I am programming an embbeded software on C for the MSP430. I need to allocate a certain pointer to a memory position....What I am trying to do is to get some info from my memory positions from 0x200 to 0x3c0 as volatile data. At a certain moment an interrupt at processor level through assembler inserts the variables into the memory where I will read... So far so good. The problem is that my own program overwrites this data sometimes by writting it's own enviroment variables. I would need a method to either allocate memory staticly or "reserve" certain memory positions from my ram so that my program cannot mess up with them on a dynamic memory allocation.... By the way, I am using IAR embedded workbench.
"Jan Homuth" wrote in news:bil6as$abl10$ snipped-for-privacy@ID-139563.news.uni-berlin.de:
Although all C compilers I've used act this way, the C standard does not require this behavior.
To the OP, you should ask the linker to reserve a block of RAM for you using the linker control file. The default linker control file is used when you build without explicitly specifiying one. I think they have the extension .xcl for the IAR toolchain. Anyhow, copy the default one you are using to a new name, like myproj.xcl, edit the RAM map area and create a new section, like myReservedRam, and then tell the toolchain to link with myproj.xcl using the correct flag to override the default .xcl file.
2 Accessing a volatile object, modifying an object, modifying a file, or calling a function that does any of those operations are all side effects,11) which are changes in the state of the execution environment. Evaluation of an expression may produce side effects. At certain specified points in the execution sequence called sequence points, all side effects of previous evaluations shall be complete and no side effects of subsequent evaluations shall have taken place. (A summary of the sequence points is given in annex C.)
5 The least requirements on a conforming implementation are:
- At sequence points, volatile objects are stable in the sense that previous accesses are complete and subsequent accesses have not yet occurred.
11) The IEC 60559 standard for binary floating-point arithmetic requires certain user-accessible status flags and control modes. Floating-point operations implicitly set the status flags; modes affect result values of floating-point operations. Implementations that support such floating-point state are required to regard changes to it as side effects - see annex F for details. The floating-point environment library provides a programming facility for indicating when these side effects matter, freeing the implementations in other cases. ...
7 More stringent correspondences between abstract and actual semantics may be defined by each implementation.
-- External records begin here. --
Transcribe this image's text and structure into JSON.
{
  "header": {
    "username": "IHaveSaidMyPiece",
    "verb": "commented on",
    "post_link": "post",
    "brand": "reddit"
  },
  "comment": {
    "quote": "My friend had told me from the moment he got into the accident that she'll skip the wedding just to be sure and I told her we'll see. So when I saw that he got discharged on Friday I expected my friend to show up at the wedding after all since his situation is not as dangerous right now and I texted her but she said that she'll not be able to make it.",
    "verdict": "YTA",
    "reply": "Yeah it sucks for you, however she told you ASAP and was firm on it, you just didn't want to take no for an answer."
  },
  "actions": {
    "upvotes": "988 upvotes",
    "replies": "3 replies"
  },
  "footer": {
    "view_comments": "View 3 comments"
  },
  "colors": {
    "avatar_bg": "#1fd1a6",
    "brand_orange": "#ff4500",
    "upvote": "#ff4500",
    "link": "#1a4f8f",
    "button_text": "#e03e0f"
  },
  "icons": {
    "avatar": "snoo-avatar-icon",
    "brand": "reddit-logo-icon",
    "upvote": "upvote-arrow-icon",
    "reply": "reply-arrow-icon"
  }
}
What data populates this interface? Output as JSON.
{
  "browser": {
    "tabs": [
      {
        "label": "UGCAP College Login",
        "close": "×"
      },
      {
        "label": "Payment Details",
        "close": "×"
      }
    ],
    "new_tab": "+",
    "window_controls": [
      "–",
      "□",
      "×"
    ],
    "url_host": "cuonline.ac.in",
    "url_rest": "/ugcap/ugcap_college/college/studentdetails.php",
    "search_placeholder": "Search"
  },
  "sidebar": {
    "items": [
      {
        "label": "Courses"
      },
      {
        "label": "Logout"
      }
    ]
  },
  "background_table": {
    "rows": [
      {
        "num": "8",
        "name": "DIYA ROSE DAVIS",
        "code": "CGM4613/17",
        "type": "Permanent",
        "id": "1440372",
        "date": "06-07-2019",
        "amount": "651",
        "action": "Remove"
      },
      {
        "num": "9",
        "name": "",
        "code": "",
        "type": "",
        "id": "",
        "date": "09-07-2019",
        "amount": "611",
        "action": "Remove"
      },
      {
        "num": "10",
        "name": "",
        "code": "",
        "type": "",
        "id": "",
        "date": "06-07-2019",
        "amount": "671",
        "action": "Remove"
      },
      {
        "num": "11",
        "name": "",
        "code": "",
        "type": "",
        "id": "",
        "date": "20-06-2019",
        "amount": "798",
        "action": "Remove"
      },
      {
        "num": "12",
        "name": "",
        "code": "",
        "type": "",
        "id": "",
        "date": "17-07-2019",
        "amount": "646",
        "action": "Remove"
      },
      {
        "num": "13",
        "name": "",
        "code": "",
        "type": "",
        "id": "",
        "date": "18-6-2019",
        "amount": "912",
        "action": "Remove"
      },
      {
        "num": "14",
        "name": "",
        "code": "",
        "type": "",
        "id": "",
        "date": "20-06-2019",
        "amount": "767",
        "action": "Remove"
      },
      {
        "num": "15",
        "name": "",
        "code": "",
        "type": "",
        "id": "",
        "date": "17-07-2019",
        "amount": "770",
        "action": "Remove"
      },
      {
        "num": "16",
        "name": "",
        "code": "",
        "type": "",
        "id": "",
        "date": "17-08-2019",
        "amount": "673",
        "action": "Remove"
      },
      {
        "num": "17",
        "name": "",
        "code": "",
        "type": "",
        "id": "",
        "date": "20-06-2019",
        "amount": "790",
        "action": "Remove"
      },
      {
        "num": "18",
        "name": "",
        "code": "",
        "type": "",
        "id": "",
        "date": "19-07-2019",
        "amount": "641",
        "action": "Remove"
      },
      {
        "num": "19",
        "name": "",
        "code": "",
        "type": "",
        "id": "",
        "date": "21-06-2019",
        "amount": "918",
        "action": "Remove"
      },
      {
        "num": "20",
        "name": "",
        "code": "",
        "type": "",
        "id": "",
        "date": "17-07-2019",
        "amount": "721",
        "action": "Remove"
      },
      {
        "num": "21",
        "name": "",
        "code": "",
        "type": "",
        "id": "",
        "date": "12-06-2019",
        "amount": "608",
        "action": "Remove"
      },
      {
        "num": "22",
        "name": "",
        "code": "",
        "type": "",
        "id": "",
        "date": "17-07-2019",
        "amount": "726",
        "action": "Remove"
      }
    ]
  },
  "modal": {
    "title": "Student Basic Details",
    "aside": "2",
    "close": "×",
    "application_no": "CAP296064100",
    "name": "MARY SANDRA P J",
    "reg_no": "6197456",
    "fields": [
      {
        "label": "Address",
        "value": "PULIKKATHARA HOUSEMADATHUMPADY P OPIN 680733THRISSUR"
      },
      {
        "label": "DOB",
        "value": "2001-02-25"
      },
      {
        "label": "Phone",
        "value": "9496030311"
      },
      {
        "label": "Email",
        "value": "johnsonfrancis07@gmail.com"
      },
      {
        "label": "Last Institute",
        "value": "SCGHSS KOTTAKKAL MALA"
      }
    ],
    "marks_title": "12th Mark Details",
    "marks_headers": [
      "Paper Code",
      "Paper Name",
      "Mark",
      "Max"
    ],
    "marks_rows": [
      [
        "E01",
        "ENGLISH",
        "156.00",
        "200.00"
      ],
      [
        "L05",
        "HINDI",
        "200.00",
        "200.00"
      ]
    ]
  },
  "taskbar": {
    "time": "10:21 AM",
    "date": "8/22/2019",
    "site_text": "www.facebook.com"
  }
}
EXAMPLE 1 An implementation might define a one-to-one correspondence between abstract and actual semantics: at every sequence point, the values of the actual objects would agree with those specified by the abstract semantics. The keyword volatile would then be redundant.
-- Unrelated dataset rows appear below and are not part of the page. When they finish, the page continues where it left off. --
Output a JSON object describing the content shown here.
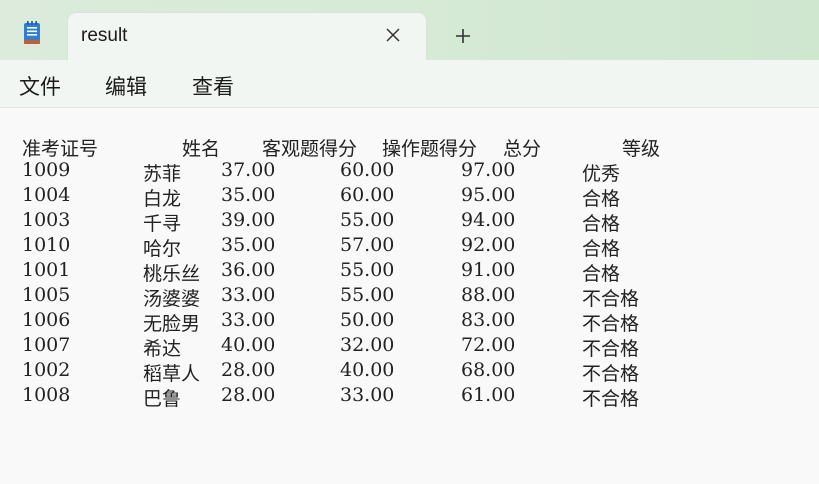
{
  "window": {
    "tab_title": "result",
    "new_tab_symbol": "+",
    "app_icon": "notepad-icon",
    "close_icon": "close-icon"
  },
  "menu": {
    "file": "文件",
    "edit": "编辑",
    "view": "查看"
  },
  "content": {
    "headers": [
      "准考证号",
      "姓名",
      "客观题得分",
      "操作题得分",
      "总分",
      "等级"
    ],
    "rows": [
      [
        "1009",
        "苏菲",
        "37.00",
        "60.00",
        "97.00",
        "优秀"
      ],
      [
        "1004",
        "白龙",
        "35.00",
        "60.00",
        "95.00",
        "合格"
      ],
      [
        "1003",
        "千寻",
        "39.00",
        "55.00",
        "94.00",
        "合格"
      ],
      [
        "1010",
        "哈尔",
        "35.00",
        "57.00",
        "92.00",
        "合格"
      ],
      [
        "1001",
        "桃乐丝",
        "36.00",
        "55.00",
        "91.00",
        "合格"
      ],
      [
        "1005",
        "汤婆婆",
        "33.00",
        "55.00",
        "88.00",
        "不合格"
      ],
      [
        "1006",
        "无脸男",
        "33.00",
        "50.00",
        "83.00",
        "不合格"
      ],
      [
        "1007",
        "希达",
        "40.00",
        "32.00",
        "72.00",
        "不合格"
      ],
      [
        "1002",
        "稻草人",
        "28.00",
        "40.00",
        "68.00",
        "不合格"
      ],
      [
        "1008",
        "巴鲁",
        "28.00",
        "33.00",
        "61.00",
        "不合格"
      ]
    ]
  },
  "colors": {
    "titlebar": "#d6ead6",
    "tab": "#f2f6f2",
    "text_area": "#f9f9f9"
  }
}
9 Alternatively, an implementation might perform various optimizations within each translation unit, such that the actual semantics would agree with the abstract semantics only when making function calls across translation unit boundaries. In such an implementation, at the time of each function entry and function return where the calling function and the called function are in different translation units, the values of all externally linked objects and of all objects accessible via pointers therein would agree with the abstract semantics. Furthermore, at the time of each such function entry the values of the parameters of the called function and of all objects accessible via pointers therein would agree with the abstract semantics. In this type of implementation, objects referred to by interrupt service routines activated by the signal function would require explicit specification of volatile storage, as well as other implementation-defined restrictions.
6.7.3 Type qualifiers
6 An object that has volatile-qualified type may be modified in ways unknown to the implementation or have other unknown side effects. Therefore any expression referring to such an object shall be evaluated strictly according to the rules of the abstract machine, as described in 188.8.131.52. Furthermore, at every sequence point the value last stored in the object shall agree with that prescribed by the abstract machine, except as modified by the unknown factors mentioned previously.114) What constitutes an access to an object that has volatile-qualified type is implementation-defined.
114) A volatile declaration may be used to describe an object corresponding to a memory-mapped input/output port or an object accessed by an asynchronously interrupting function. Actions on objects so declared shall not be ''optimized out'' by an implementation or reordered except as permitted by the rules for evaluating expressions.
As you can see the ISO standard (as the successor of the ANSI X3 159-1990 standard) does require this behaviour.
I assume that most crosscompilers for embedded targets adhere to this standard. At least the ones I have used so far do so. (TASKING, Keil, IAR, ... just to name a few).
with kind regards
Mark A. Odell schrieb in im Newsbeitrag: Xns93E577C265B0iiiCopyrightMarkOdel@184.108.40.206...